Four years ago this spring in Baghdad, Natynczyk was working in a room cluttered with computers and maps in one of Saddam Hussein's many palaces within the Green Zone, which is the huge cordon sanitaire that the U.S. military has carved out for itself near the heart of Baghdad. Other than a red Maple Leaf flag patch on his left shoulder and his Canadian army summer khaki, there were not many traces of Canada to be seen in his office. But Natynczyk was closely following the results of the Ottawa Senators, who were in the playoffs at the time.
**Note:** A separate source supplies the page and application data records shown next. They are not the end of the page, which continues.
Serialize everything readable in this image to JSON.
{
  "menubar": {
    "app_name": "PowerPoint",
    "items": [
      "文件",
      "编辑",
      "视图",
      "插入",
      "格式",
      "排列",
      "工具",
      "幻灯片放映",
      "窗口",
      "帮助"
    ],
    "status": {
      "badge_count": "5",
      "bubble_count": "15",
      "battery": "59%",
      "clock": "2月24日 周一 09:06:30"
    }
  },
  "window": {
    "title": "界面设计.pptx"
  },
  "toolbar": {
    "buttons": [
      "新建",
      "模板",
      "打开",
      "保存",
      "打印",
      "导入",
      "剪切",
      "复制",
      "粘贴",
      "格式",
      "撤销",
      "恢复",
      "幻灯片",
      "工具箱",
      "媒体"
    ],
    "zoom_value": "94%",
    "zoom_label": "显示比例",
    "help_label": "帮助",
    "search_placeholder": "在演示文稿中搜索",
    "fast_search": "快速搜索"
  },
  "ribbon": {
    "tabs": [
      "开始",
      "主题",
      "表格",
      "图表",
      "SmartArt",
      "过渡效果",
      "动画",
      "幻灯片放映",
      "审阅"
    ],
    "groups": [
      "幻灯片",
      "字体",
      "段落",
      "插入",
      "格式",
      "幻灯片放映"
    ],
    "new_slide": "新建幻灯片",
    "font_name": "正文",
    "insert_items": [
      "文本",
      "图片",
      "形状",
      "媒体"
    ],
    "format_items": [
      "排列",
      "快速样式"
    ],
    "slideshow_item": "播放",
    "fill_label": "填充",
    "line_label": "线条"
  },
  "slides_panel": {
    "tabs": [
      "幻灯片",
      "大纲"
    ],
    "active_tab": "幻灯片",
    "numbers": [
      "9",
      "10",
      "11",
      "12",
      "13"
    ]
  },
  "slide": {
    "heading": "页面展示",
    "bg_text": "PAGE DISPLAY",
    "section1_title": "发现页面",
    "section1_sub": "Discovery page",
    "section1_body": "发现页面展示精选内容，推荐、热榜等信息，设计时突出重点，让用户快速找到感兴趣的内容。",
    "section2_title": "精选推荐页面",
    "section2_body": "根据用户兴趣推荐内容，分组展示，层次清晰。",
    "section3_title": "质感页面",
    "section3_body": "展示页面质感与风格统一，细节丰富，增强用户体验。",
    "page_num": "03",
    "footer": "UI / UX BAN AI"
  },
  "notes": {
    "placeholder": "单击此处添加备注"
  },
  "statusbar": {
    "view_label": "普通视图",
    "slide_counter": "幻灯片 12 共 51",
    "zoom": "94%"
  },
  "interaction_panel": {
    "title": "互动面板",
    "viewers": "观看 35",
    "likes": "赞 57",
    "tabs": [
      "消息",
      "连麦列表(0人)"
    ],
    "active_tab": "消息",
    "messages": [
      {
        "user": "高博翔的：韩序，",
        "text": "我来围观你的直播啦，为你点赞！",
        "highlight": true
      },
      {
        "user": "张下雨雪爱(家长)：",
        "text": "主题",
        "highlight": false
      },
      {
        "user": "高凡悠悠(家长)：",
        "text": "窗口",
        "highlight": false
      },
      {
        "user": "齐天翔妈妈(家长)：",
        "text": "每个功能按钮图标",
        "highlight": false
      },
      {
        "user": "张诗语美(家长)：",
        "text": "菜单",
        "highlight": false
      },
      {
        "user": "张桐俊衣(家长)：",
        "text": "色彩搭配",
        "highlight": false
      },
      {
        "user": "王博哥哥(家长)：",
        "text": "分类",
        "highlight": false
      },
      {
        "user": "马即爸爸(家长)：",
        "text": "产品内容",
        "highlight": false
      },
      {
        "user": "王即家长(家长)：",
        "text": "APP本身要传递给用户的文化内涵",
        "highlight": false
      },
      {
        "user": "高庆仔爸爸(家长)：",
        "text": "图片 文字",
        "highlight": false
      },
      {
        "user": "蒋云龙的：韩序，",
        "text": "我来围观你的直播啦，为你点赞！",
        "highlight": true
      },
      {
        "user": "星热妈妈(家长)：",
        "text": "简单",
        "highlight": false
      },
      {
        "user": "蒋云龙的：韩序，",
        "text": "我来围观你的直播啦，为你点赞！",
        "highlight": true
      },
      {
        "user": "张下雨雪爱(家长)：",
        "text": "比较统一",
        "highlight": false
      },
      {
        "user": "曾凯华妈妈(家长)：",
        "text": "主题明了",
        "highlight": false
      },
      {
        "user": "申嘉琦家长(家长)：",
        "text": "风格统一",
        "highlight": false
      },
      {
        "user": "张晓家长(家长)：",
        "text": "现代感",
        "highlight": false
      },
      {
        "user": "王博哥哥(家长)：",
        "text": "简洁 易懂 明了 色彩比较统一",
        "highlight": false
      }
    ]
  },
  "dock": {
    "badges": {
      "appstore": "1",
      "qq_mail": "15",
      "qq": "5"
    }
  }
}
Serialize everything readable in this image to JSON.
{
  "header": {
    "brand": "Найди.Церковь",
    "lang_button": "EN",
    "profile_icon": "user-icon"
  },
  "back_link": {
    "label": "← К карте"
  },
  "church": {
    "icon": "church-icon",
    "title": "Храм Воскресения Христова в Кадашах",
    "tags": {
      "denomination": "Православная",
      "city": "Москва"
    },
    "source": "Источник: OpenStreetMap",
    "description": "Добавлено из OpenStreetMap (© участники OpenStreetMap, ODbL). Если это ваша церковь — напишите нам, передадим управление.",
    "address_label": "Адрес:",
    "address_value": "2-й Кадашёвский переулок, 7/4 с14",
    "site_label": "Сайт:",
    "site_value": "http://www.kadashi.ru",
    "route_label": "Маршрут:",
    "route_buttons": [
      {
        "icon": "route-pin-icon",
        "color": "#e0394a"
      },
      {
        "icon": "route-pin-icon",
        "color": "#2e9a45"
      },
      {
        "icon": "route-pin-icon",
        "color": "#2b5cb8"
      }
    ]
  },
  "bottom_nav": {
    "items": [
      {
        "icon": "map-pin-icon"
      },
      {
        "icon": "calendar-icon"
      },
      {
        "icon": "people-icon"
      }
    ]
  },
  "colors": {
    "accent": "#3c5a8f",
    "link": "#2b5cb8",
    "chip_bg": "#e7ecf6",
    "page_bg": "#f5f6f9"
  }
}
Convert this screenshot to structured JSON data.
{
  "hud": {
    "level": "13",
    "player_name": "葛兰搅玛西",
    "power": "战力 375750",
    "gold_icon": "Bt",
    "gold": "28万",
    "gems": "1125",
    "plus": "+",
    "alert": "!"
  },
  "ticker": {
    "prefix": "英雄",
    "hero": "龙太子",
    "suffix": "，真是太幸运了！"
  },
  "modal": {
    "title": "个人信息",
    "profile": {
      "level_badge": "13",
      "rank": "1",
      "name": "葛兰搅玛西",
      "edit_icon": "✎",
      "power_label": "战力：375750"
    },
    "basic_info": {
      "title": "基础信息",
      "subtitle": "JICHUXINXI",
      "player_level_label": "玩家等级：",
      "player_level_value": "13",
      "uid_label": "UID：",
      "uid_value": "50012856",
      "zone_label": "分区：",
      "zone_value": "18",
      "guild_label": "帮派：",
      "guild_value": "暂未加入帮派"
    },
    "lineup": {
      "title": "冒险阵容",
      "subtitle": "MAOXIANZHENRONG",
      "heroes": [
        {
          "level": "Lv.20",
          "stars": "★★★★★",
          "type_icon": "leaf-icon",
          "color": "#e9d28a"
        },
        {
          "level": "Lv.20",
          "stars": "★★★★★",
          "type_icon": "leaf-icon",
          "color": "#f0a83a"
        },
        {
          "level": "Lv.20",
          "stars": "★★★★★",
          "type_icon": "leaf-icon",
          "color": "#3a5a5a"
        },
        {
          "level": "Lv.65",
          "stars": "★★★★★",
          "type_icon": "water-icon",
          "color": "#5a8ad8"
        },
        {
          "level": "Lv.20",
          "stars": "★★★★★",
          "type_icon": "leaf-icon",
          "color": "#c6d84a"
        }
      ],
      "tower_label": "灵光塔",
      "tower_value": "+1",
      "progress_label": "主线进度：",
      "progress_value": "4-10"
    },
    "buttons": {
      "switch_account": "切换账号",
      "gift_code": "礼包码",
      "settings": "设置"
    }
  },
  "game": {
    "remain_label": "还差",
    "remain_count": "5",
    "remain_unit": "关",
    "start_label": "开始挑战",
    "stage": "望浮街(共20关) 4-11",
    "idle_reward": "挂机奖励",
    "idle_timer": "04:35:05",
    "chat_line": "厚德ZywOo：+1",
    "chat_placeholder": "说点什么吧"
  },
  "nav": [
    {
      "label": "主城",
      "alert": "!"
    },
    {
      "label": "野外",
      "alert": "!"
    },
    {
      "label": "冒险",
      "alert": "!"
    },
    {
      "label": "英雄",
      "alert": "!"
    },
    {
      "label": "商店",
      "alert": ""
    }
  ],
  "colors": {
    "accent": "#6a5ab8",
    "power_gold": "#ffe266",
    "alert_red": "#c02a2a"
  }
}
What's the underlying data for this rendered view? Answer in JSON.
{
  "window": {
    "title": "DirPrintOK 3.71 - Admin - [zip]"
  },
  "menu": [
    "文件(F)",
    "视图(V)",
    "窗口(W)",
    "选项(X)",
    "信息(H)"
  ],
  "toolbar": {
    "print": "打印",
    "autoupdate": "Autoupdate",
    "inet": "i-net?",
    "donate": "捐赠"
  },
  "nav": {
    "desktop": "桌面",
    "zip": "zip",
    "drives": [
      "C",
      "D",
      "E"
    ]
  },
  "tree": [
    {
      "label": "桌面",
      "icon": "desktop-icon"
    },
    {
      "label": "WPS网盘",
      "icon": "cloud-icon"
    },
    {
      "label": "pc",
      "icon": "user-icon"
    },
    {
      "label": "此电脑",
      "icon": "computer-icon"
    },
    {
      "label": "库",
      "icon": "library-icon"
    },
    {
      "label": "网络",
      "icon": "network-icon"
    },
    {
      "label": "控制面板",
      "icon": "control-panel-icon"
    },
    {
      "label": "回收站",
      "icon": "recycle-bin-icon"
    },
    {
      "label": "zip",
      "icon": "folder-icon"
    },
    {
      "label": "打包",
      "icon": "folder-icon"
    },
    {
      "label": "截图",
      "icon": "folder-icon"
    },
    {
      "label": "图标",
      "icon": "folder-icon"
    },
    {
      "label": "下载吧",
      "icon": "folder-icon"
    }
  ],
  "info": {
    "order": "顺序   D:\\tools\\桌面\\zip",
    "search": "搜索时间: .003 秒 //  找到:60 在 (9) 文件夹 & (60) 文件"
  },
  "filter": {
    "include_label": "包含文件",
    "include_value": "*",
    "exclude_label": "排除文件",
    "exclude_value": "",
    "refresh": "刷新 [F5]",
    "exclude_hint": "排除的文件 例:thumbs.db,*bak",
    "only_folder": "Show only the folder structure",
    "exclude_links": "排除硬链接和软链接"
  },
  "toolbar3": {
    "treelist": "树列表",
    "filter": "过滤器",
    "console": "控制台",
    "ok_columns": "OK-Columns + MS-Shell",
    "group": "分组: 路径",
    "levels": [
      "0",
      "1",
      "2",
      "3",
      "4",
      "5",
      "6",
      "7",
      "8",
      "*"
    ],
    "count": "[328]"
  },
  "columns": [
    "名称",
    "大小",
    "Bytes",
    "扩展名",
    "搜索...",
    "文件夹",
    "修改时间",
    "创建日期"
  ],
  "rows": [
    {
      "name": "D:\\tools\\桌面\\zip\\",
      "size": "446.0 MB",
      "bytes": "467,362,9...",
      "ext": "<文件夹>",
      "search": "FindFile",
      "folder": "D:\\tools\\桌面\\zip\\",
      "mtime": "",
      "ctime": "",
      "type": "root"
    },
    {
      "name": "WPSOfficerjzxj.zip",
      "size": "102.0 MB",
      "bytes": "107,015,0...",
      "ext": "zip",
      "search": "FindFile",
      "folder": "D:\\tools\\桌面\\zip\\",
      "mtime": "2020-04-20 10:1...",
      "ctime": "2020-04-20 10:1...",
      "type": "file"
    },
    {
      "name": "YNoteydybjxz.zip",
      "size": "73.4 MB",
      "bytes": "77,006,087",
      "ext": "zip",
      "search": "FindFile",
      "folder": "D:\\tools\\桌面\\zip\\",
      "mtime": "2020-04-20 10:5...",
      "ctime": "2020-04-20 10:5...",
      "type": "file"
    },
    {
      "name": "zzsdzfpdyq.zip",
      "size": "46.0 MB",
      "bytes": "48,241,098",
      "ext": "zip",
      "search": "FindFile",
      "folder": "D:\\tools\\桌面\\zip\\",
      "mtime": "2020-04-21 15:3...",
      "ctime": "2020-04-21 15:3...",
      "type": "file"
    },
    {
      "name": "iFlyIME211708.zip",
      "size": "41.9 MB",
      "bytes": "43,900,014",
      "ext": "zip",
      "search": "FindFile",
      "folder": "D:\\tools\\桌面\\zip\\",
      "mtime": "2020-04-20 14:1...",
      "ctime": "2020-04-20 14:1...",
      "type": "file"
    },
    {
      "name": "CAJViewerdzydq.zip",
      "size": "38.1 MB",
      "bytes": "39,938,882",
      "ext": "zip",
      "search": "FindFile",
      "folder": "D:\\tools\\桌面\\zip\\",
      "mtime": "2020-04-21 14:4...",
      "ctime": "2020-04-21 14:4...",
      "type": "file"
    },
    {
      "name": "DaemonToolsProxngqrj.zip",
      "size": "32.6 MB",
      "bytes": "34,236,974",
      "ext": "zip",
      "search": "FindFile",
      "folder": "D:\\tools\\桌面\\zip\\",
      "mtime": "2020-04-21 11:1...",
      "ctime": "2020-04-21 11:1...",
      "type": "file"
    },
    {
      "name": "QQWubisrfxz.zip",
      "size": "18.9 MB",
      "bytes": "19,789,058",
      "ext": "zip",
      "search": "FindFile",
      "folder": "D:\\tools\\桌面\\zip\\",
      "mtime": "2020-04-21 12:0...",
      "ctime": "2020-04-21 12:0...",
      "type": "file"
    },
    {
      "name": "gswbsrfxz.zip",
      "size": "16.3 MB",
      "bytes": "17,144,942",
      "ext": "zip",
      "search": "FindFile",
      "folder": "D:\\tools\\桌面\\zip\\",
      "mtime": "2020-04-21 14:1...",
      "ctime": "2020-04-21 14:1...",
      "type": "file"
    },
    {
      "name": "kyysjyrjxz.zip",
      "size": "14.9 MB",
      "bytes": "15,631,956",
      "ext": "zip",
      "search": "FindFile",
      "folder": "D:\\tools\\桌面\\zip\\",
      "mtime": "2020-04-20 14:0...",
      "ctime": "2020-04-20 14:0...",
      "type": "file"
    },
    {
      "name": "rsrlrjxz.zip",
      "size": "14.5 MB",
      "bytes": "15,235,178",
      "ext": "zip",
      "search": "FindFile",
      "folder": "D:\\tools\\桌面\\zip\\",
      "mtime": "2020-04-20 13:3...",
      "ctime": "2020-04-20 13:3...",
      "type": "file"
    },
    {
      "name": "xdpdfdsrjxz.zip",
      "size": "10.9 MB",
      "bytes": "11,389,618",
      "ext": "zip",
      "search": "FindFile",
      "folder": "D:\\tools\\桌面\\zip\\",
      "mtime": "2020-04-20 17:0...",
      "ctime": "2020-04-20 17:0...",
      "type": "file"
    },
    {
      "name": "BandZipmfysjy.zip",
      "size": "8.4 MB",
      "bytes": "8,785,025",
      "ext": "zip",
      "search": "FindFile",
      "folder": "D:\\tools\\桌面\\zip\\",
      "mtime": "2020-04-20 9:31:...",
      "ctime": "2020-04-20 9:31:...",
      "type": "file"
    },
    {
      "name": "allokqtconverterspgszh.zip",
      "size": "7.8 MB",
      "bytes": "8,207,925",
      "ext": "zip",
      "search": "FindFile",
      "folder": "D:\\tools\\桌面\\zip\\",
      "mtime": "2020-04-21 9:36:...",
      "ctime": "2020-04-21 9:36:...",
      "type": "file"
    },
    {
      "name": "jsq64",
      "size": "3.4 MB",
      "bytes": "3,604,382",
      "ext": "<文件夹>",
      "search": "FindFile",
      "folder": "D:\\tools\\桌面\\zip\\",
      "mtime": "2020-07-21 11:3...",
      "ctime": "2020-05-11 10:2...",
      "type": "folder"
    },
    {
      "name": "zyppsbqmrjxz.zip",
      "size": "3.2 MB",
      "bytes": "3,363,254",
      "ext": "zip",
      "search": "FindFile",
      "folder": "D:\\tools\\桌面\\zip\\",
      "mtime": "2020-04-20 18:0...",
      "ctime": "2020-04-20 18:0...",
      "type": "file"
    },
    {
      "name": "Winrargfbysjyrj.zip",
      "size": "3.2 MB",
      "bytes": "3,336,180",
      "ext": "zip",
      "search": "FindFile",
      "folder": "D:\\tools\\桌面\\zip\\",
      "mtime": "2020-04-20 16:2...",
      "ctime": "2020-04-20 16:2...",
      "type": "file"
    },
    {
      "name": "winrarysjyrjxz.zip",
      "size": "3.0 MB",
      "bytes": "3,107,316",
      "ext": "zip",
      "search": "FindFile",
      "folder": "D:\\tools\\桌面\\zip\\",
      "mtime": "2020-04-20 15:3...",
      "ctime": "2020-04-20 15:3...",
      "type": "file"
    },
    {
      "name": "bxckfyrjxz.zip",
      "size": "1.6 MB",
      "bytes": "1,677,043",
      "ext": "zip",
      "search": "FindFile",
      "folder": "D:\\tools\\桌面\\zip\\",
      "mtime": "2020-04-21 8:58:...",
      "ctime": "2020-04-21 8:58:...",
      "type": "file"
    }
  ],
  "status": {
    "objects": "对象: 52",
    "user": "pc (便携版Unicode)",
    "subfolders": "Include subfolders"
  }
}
While he was in Iraq, Natynczyk helped draw up medium- and long-term war plans for about 145,000 troops. This followed a tour in Bosnia, where he also worked with tens of thousands of U.S. troops.
"It is almost like a conveyor belt," the general said. "We come up with a concept. Others go back to specialist staffs" such as logistics and engineering, to see if it is practical.
"This conflict (in Iraq) is very much a section commander or company commander's fight. They do the here and now. The daily routine. But if, for example, we notice a smuggling trend, the commanding general can say to us, 'Do something about it.'"
Natynczyk's close connection to several senior U.S. commanders should serve him well in his new job overseeing Canada's war in Afghanistan.
Metz now oversees the huge U.S. military effort to counter improvised explosive devices planted by insurgents in Iraq and Afghanistan. The research will be keenly followed by Natynczyk because IEDs have become the top killer of Canadian troops in Kandahar.
In his new job, Natynczyk also will be consulting with Gen. David Petraeus, who runs the U.S.-led war in Afghanistan as the commander of CENTCOM. Natynczyk and Petraeus, who is widely tipped as the next leader of all U.S. forces, also served together in Iraq.
There are only about 60,000 soldiers, sailors and airmen in the entire Canadian Armed Forces. Of them, only 10,000 are combat troops. About 2,500 Canadian troops are currently deployed in Afghanistan.
Speaking four years ago about the huge difference in staffing numbers between the U.S. and Canadian militaries, Natynczyk said: "Our force size may be small but training that officers and NCOs get is first class. When we train, we get staff problems of this magnitude. In Bosnia, I was working with 44,000 soldiers."
Nevertheless, the immense size and scale of the U.S. operation here and the logistics trail required in Iraq to keep "soldier on point in bullets and beans" was hugely impressive, he said.
Natynczyk was sent to Iraq by then-prime minister Jean Chretien. During his year there, he was promoted from brigadier-general to major-general.
Life within the Green Zone in Baghdad, where Natynczyk lived and worked, was and is famously surreal. Thousands of U.S. civilians based there dressed and behaved as if they have had never left Washington's Beltway. However, the war outside was sometimes very close to Natynczyk, such as when a suicide bomber blew up a truck loaded with explosives at the Assassin's Gate, which was near where he worked. Insurgents regularly lobbed mortars into the Green Zone.
One of the highlights of working in Bosnia was that Natynczyk was able to go out on patrols frequently to get a sense of what was going on.
"I don't get out enough here. It's a real problem," Natynczyk said of his staff job in Iraq. "I've not been in a firefight. I have been close to indirect fire and close to IEDs."
In fact, a rocket once crashed through the roof of the building in Baghdad where Natynczyk was working.
Joking, he said: "Please don't tell my wife how close it was."